__Work instruction__. Pick every line out of the entries below that holds the string "Folder", and report them.

__Material shown__.
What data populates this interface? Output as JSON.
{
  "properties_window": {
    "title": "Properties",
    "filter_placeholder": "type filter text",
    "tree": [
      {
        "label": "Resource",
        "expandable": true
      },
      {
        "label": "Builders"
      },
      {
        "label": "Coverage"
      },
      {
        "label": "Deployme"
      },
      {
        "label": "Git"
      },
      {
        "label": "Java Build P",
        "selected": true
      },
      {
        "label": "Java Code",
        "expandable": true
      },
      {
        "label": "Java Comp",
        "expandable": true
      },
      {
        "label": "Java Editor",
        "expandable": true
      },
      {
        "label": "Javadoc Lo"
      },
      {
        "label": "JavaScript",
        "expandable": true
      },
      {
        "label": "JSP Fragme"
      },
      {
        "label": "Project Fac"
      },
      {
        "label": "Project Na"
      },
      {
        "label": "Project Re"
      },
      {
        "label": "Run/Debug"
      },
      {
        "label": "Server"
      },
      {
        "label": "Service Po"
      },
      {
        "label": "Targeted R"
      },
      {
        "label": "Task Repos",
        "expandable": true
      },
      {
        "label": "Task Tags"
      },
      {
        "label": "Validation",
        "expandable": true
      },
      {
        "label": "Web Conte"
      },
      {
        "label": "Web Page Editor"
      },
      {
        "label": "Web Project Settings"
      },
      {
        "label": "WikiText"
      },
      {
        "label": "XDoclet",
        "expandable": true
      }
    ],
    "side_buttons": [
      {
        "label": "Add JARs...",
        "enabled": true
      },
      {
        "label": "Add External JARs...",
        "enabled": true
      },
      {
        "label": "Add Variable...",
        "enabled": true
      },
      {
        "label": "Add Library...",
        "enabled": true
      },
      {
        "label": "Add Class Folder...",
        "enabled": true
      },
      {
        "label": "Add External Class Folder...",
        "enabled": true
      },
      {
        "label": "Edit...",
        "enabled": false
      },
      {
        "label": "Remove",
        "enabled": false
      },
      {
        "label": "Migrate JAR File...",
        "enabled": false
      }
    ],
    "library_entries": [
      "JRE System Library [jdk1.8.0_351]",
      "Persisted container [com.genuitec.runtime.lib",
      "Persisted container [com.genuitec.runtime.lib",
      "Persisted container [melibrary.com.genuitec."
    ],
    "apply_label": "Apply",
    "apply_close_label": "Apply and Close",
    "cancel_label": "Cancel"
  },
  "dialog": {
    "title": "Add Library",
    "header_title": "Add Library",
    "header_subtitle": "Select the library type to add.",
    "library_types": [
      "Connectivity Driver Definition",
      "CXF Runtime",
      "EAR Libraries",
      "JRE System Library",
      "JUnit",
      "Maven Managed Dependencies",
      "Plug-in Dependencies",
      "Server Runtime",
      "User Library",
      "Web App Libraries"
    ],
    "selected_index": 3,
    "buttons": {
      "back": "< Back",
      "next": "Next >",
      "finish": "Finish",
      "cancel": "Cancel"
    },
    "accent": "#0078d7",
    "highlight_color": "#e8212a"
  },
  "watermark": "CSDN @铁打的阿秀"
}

__Response below__.
        "label": "Add Class Folder...",
        "label": "Add External Class Folder...",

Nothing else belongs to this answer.